After my father died, we found several letters from Dorothy Day to him in the boxes of files he’d stored in the loft. We didn’t know about the letters, but we certainly knew about Dorothy Day. Because she was the reason we were living on that farm in Ohio. My father was a lawyer and had little skill as a farmer. But he was convinced by Dorothy Day that this was the ideal place to raise a family, away from the evils and temptations of the city.
Why? Dorothy Day spent her entire life in New York city. Why did she think there was some elevated goodness to be found in a country life she herself did not live?
There was, indeed, innocence. And naiveté. My parents were dedicated, loving, generous, sacrificing anything they had if they thought it was for our betterment. And my father created what became an idyllic setting with a lake, fishing, swimming, ice skating, fields of wheat, cattle, chicken, pigs, fruit trees.
But was the isolation of farm life a better preparation for life than city life? I’m not convinced.
Our “innocence” might better be described as ignorance, particularly in relation to sex. I am not talking about our physical sexual differences – in a family as large as ours with newborns arriving almost semi-annually, one could hardly be unaware of our genital differences, beginning with the simple act of learning to urinate into the toilet. But there was a general embarrassment about events such as menstruation, and the actual act of sexual intercourse.
I have more insight into the ways in which this simplicity, shall we call it, effected us girls. The dynamics, I think, were just as profound for my brothers but they were different. We sisters learned how to be generous and kind, but we did not learn how to say no when it was appropriate to do so. We also did not learn the difference between sending signals of sexual interest as opposed to signals of friendliness. We trusted too much, and I think each of us had to find out that male interest in having an affair was often interest in pleasure, but not a prelude to anything resembling a commitment or even wanting any kind of personal relationship at all.
Was all of this the result of growing up on a farm? Of course not. My own adolescence preceded the 1960’s and 70’s. We were not the only ones to have naively misunderstood the civil rights movement and anti-war protests. Many of the “city girls” I met at that time also confused the meaning of the flower children and hippies with a moral superiority that we thought was going to create a new world of love and liberation.
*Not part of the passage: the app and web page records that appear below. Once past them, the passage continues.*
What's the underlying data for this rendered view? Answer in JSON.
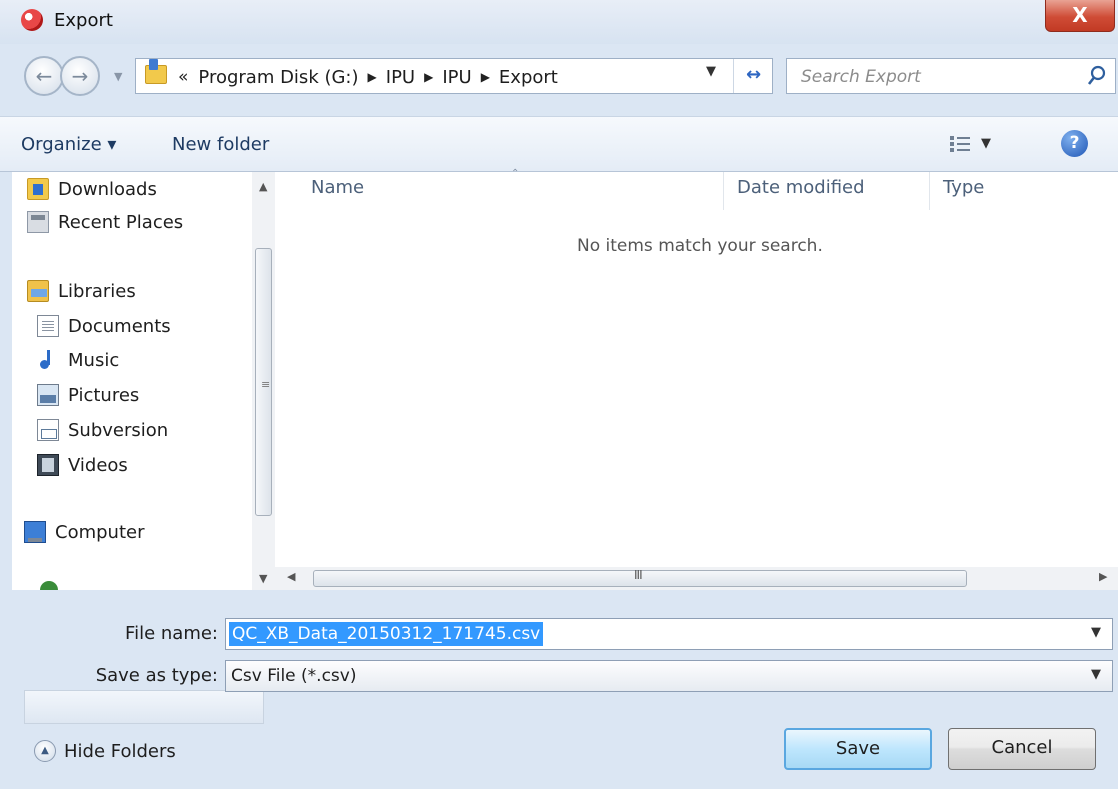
{
  "window": {
    "title": "Export",
    "close_glyph": "X"
  },
  "navigation": {
    "breadcrumb_overflow": "«",
    "breadcrumbs": [
      "Program Disk (G:)",
      "IPU",
      "IPU",
      "Export"
    ],
    "search_placeholder": "Search Export",
    "icons": {
      "back": "back-arrow-icon",
      "forward": "forward-arrow-icon",
      "refresh": "refresh-icon",
      "search": "search-icon"
    }
  },
  "toolbar": {
    "organize_label": "Organize ▾",
    "new_folder_label": "New folder",
    "help_glyph": "?"
  },
  "nav_pane": {
    "items": [
      {
        "label": "Downloads",
        "icon": "downloads-icon"
      },
      {
        "label": "Recent Places",
        "icon": "recent-places-icon"
      },
      {
        "label": "Libraries",
        "icon": "libraries-icon"
      },
      {
        "label": "Documents",
        "icon": "documents-icon"
      },
      {
        "label": "Music",
        "icon": "music-icon"
      },
      {
        "label": "Pictures",
        "icon": "pictures-icon"
      },
      {
        "label": "Subversion",
        "icon": "subversion-icon"
      },
      {
        "label": "Videos",
        "icon": "videos-icon"
      },
      {
        "label": "Computer",
        "icon": "computer-icon"
      }
    ],
    "selected": "Computer"
  },
  "file_list": {
    "columns": [
      "Name",
      "Date modified",
      "Type"
    ],
    "empty_message": "No items match your search.",
    "hscroll_grip": "III"
  },
  "form": {
    "file_name_label": "File name:",
    "file_name_value": "QC_XB_Data_20150312_171745.csv",
    "save_type_label": "Save as type:",
    "save_type_value": "Csv File (*.csv)"
  },
  "footer": {
    "hide_folders_label": "Hide Folders",
    "save_label": "Save",
    "cancel_label": "Cancel"
  },
  "colors": {
    "selection": "#3399ff",
    "window_frame": "#dbe6f3",
    "close_button": "#c23a24",
    "link_text": "#1e3b63"
  }
}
Nonetheless, admirable as she was, I think Dorothy Day was wrong in elevating country life, presenting it as somehow morally superior to city life. As I said in my last post, I’ve seen too much love for complete strangers in one of the biggest cities in the world to accept that.
PS: A friend who read my last post suggested that I might enjoy reading the Metropolitan Diary in the New York Times. They are everyday stories about New Yorkers, and they will warm your heart. I’m now making the diary part of my morning wake-up call.